(Dataset excerpts)
----------------------------------------

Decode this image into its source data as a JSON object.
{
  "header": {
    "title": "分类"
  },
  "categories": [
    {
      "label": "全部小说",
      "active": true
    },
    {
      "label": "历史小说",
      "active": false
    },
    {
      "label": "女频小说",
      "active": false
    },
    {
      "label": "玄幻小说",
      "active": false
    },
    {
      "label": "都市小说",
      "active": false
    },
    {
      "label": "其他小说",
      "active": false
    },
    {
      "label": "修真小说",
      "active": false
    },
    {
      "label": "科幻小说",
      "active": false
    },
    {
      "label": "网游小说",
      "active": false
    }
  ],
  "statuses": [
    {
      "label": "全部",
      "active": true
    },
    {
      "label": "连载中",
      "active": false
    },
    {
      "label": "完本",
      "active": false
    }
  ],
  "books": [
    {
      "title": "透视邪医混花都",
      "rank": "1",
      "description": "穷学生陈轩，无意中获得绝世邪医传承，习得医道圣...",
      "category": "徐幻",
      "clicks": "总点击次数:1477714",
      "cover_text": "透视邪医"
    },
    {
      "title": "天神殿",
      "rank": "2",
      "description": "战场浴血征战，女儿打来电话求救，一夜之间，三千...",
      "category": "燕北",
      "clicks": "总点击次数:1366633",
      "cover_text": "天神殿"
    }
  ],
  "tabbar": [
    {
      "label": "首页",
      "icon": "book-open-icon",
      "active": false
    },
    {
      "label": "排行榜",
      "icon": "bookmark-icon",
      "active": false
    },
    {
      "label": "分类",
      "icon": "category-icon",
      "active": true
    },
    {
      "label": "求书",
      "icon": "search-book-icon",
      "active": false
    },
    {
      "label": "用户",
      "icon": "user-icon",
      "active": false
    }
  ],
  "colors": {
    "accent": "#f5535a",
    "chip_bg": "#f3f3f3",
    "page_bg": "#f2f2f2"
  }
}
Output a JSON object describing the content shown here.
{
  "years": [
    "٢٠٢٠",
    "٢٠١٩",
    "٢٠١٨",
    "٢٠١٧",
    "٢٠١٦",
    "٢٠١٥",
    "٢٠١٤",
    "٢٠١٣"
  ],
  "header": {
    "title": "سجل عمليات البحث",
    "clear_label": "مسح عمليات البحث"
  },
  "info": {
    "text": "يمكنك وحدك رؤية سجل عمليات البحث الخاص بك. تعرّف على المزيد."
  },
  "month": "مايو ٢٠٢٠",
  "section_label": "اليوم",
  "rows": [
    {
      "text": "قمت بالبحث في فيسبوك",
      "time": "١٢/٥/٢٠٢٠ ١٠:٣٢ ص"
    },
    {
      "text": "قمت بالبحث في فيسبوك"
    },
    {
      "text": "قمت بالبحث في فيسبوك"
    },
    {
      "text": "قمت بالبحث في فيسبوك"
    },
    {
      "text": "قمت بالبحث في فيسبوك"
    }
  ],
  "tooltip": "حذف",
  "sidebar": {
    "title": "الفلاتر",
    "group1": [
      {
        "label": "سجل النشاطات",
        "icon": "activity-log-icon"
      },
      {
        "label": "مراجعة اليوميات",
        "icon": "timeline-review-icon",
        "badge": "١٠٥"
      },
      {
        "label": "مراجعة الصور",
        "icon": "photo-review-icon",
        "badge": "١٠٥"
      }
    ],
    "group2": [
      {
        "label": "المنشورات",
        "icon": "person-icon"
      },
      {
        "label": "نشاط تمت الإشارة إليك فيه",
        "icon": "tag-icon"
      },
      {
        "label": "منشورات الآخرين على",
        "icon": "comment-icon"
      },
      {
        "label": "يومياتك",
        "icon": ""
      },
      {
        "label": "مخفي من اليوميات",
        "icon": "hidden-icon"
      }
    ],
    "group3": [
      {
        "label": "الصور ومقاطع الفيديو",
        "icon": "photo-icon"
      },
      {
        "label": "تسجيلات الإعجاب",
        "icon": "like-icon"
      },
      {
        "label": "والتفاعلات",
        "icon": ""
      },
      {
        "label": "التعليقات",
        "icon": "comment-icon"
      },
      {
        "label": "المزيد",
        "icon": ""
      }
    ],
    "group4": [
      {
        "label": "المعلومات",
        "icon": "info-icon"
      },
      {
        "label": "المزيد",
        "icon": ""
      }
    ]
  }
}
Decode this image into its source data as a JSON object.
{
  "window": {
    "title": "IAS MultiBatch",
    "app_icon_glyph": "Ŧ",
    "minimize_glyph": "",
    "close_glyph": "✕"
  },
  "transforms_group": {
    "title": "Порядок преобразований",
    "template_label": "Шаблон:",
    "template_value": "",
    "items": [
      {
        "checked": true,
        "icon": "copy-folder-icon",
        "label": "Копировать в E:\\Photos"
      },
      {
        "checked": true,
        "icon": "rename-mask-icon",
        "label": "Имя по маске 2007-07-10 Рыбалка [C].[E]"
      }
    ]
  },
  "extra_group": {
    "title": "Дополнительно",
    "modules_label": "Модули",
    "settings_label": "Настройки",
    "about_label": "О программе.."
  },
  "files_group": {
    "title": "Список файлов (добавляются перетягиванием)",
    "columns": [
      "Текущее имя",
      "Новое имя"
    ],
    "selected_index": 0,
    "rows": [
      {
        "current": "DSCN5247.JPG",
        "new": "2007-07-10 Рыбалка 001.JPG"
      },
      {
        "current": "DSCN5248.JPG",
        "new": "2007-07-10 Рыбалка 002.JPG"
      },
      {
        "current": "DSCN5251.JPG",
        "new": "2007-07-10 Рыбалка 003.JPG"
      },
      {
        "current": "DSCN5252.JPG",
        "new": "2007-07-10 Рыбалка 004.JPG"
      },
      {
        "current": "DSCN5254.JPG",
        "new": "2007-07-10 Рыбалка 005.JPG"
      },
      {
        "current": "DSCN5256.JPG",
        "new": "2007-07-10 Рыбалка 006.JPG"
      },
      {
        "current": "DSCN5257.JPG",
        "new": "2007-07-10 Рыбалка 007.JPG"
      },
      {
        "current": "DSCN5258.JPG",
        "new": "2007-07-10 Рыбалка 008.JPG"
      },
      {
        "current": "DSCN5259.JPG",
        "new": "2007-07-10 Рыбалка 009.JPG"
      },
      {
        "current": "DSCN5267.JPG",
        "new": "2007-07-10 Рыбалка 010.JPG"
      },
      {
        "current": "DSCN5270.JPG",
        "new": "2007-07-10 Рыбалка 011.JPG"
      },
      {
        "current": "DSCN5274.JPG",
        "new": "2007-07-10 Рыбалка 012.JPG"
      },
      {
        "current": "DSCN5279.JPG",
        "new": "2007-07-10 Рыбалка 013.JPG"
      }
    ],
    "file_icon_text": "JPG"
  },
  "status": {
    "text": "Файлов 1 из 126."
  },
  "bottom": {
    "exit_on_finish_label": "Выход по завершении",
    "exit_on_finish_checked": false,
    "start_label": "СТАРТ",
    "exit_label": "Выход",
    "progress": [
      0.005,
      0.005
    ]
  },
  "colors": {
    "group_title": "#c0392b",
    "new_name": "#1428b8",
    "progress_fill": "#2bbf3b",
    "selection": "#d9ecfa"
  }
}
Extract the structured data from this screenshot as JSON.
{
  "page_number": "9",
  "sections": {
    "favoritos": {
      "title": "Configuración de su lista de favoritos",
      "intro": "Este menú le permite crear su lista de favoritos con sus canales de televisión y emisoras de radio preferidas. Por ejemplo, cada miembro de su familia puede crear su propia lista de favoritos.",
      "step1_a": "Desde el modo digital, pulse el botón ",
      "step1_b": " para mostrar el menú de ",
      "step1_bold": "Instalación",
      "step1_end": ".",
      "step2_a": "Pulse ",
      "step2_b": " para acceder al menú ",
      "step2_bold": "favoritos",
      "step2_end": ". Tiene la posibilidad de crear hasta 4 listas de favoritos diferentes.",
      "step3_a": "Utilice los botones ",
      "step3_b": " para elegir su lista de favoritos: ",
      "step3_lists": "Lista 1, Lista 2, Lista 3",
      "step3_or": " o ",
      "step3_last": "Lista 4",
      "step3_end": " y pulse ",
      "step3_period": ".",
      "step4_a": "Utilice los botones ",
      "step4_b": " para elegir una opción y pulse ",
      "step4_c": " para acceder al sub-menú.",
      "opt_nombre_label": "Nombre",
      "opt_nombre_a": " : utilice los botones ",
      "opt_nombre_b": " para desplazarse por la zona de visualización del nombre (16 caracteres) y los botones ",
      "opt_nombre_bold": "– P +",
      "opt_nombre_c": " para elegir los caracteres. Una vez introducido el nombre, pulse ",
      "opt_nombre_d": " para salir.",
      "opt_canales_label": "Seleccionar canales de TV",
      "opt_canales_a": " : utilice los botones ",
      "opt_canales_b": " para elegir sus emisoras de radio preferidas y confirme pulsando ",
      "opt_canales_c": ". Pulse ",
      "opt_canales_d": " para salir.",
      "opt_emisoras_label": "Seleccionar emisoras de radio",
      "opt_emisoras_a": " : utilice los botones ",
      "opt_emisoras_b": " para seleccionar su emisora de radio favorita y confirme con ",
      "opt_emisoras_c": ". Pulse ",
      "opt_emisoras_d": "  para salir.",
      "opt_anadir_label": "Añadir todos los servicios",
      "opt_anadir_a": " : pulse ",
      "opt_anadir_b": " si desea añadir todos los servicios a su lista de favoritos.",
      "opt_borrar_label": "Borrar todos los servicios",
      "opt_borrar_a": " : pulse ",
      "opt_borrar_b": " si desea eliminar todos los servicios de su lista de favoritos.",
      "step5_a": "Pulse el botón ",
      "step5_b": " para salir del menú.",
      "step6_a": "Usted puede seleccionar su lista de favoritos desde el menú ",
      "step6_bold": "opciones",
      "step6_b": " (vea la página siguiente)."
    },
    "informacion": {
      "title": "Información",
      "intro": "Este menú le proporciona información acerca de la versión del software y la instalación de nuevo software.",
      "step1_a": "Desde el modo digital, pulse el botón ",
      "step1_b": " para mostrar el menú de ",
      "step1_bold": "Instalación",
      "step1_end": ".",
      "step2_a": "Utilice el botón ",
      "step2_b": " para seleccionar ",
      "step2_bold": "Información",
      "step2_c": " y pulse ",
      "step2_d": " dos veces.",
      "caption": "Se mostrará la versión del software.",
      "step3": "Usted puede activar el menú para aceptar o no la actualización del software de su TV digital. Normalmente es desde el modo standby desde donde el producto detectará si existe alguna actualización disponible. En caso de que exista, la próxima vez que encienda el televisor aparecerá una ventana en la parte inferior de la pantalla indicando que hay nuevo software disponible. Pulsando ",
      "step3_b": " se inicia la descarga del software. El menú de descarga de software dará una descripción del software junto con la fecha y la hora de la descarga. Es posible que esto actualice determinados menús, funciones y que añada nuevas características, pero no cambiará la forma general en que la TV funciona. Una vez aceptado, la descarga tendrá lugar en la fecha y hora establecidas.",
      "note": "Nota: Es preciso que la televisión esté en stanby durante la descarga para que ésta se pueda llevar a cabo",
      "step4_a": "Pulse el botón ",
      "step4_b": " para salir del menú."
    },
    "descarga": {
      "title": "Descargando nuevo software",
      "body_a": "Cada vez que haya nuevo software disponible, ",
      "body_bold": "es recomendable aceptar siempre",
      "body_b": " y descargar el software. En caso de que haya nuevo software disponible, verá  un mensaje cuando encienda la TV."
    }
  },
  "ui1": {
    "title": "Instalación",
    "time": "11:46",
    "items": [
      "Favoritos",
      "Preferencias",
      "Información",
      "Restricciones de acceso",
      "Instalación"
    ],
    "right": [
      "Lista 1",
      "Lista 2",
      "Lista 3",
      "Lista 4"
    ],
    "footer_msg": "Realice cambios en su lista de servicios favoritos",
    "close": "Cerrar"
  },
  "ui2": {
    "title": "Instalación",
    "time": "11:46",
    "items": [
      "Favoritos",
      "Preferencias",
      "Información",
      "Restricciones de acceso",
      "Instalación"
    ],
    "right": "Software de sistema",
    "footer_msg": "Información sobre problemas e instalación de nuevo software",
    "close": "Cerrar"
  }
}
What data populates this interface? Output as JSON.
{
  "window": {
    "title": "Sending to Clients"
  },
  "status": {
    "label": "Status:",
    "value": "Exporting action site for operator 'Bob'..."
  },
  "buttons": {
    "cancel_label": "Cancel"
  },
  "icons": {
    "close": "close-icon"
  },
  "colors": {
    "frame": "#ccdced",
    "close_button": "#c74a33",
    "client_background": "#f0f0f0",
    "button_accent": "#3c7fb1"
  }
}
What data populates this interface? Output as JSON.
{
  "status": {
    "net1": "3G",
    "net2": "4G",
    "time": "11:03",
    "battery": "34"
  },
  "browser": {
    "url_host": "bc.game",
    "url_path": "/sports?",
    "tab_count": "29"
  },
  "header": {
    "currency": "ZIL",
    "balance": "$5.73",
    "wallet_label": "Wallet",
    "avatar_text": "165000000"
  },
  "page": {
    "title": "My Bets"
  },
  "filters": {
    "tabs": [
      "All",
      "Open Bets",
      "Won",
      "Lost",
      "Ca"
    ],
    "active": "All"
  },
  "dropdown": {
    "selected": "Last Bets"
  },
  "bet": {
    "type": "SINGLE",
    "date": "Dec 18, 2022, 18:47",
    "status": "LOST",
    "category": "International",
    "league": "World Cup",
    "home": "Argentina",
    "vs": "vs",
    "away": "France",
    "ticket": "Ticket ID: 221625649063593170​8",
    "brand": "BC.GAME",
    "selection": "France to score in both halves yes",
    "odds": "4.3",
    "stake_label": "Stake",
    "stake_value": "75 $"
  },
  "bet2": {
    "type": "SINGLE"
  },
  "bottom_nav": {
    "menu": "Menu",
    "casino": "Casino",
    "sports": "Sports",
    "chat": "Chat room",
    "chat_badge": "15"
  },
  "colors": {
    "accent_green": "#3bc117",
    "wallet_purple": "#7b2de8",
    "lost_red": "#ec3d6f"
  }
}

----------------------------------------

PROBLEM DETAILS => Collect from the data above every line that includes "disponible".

COMPLETED TASK =>
      "step3": "Usted puede activar el menú para aceptar o no la actualización del software de su TV digital. Normalmente es desde el modo standby desde donde el producto detectará si existe alguna actualización disponible. En caso de que exista, la próxima vez que encienda el televisor aparecerá una ventana en la parte inferior de la pantalla indicando que hay nuevo software disponible. Pulsando ",
      "body_a": "Cada vez que haya nuevo software disponible, ",
      "body_b": " y descargar el software. En caso de que haya nuevo software disponible, verá  un mensaje cuando encienda la TV."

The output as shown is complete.